There are countless amounts of legislation regarding legal weed in the federal and state court systems already but Alexis Bortell is the first Colorado minor to sue Sessions and the Attorney General’s office over its federal marijuana policy.
Bortell and her family recently moved to Colorado for easier access to legal marijuana and its medicinal benefits. Bortell suffers from a seizure disorder and after the family had tried several different treatments they found that Haleigh’s Hope, a strain of cannabis oil, was most effective at calming the seizures. “As the seizures got worse, we had to move to Colorado to get cannabis because it’s illegal in Texas,” Bortell, who was diagnosed with epilepsy as a young child, told Denver-based KDVR. The move to Colorado was recommended by Bortell’s doctors and she hasn’t had an episode in two and half years since she began taking one drop of the cannabis oil daily.
Now Bortell wants patients like herself to have easy access to what she and her family see as a life-altering treatment. Bortell also worries she and her family could get in trouble when using the treatment in states where marijuana is still illegal like their home state of Texas.
Bortell’s attorneys believe while that any case suing the deferral government is a long shot but the recent influx of medicinal marijuana research could help their case. “Whenever you sue the government, the deck is really stacked against you,” Denver marijuana-attorney Adam Foster said.

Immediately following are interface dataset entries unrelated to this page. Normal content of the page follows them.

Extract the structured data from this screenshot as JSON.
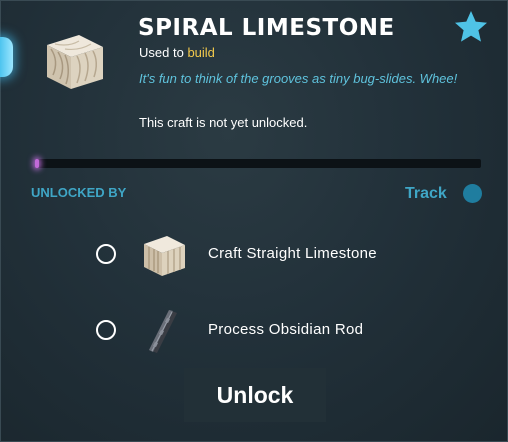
{
  "item": {
    "title": "SPIRAL LIMESTONE",
    "used_to_prefix": "Used to",
    "used_to_keyword": "build",
    "flavor_text": "It's fun to think of the grooves as tiny bug-slides. Whee!",
    "status": "This craft is not yet unlocked.",
    "icon": "limestone-block-icon",
    "favorite_icon": "star-icon"
  },
  "progress": {
    "value": 0.01
  },
  "unlock_section": {
    "heading": "UNLOCKED BY",
    "track_label": "Track",
    "requirements": [
      {
        "label": "Craft Straight Limestone",
        "icon": "straight-limestone-icon",
        "completed": false
      },
      {
        "label": "Process Obsidian Rod",
        "icon": "obsidian-rod-icon",
        "completed": false
      }
    ]
  },
  "actions": {
    "unlock_label": "Unlock"
  },
  "colors": {
    "accent": "#3fa6c6",
    "keyword": "#f2c94c",
    "flavor": "#5fc3dd",
    "star": "#4fc3e6",
    "progress": "#c26ad8"
  }
}
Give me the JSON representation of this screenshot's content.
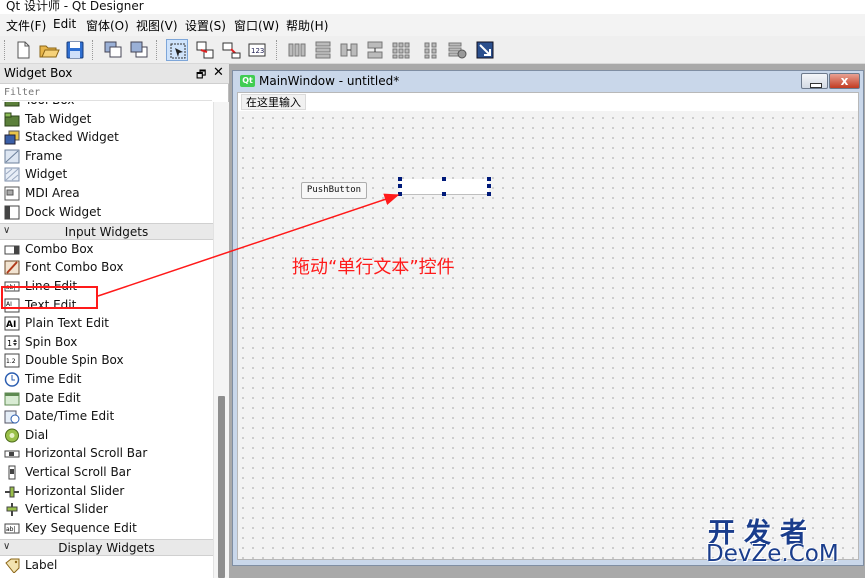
{
  "app": {
    "title": "Qt 设计师 - Qt Designer"
  },
  "menubar": [
    "文件(F)",
    "Edit",
    "窗体(O)",
    "视图(V)",
    "设置(S)",
    "窗口(W)",
    "帮助(H)"
  ],
  "widget_box": {
    "title": "Widget Box",
    "float_glyph": "🗗",
    "close_glyph": "✕",
    "filter_placeholder": "Filter",
    "items": [
      {
        "label": "Tool Box",
        "icon": "tool-box-icon"
      },
      {
        "label": "Tab Widget",
        "icon": "tab-widget-icon"
      },
      {
        "label": "Stacked Widget",
        "icon": "stacked-widget-icon"
      },
      {
        "label": "Frame",
        "icon": "frame-icon"
      },
      {
        "label": "Widget",
        "icon": "widget-icon"
      },
      {
        "label": "MDI Area",
        "icon": "mdi-area-icon"
      },
      {
        "label": "Dock Widget",
        "icon": "dock-widget-icon"
      },
      {
        "category": "Input Widgets"
      },
      {
        "label": "Combo Box",
        "icon": "combo-box-icon"
      },
      {
        "label": "Font Combo Box",
        "icon": "font-combo-box-icon"
      },
      {
        "label": "Line Edit",
        "icon": "line-edit-icon"
      },
      {
        "label": "Text Edit",
        "icon": "text-edit-icon"
      },
      {
        "label": "Plain Text Edit",
        "icon": "plain-text-edit-icon"
      },
      {
        "label": "Spin Box",
        "icon": "spin-box-icon"
      },
      {
        "label": "Double Spin Box",
        "icon": "double-spin-box-icon"
      },
      {
        "label": "Time Edit",
        "icon": "time-edit-icon"
      },
      {
        "label": "Date Edit",
        "icon": "date-edit-icon"
      },
      {
        "label": "Date/Time Edit",
        "icon": "date-time-edit-icon"
      },
      {
        "label": "Dial",
        "icon": "dial-icon"
      },
      {
        "label": "Horizontal Scroll Bar",
        "icon": "horizontal-scroll-bar-icon"
      },
      {
        "label": "Vertical Scroll Bar",
        "icon": "vertical-scroll-bar-icon"
      },
      {
        "label": "Horizontal Slider",
        "icon": "horizontal-slider-icon"
      },
      {
        "label": "Vertical Slider",
        "icon": "vertical-slider-icon"
      },
      {
        "label": "Key Sequence Edit",
        "icon": "key-sequence-edit-icon"
      },
      {
        "category": "Display Widgets"
      },
      {
        "label": "Label",
        "icon": "label-icon"
      }
    ]
  },
  "subwindow": {
    "title": "MainWindow - untitled*",
    "icon_text": "Qt",
    "close_glyph": "x",
    "form_menu_item": "在这里输入",
    "pushbutton_label": "PushButton"
  },
  "annotation": {
    "text": "拖动“单行文本”控件",
    "color": "#ff1a1a"
  },
  "watermark": {
    "line1": "开发者",
    "line2": "DevZe.CoM",
    "color": "#1a3d8c"
  },
  "toolbar": [
    "new-file-icon",
    "open-file-icon",
    "save-icon",
    "send-to-back-icon",
    "bring-to-front-icon",
    "edit-widgets-icon",
    "edit-signals-slots-icon",
    "edit-buddies-icon",
    "edit-tab-order-icon",
    "layout-horizontal-icon",
    "layout-vertical-icon",
    "layout-horizontal-splitter-icon",
    "layout-vertical-splitter-icon",
    "layout-grid-icon",
    "layout-form-icon",
    "break-layout-icon",
    "adjust-size-icon"
  ]
}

Colorado was the first state to legalize recreational marijuana and now 29 other states and the District of Columbia have decriminalized or legalized the drug in some way. Do you think that marijuana should be legal nationwide? Do you think it should be available to all or medical patients only? Weigh in on our comments sections if you support Bortell’s efforts or believe the medicinal benefits of pot are overstated.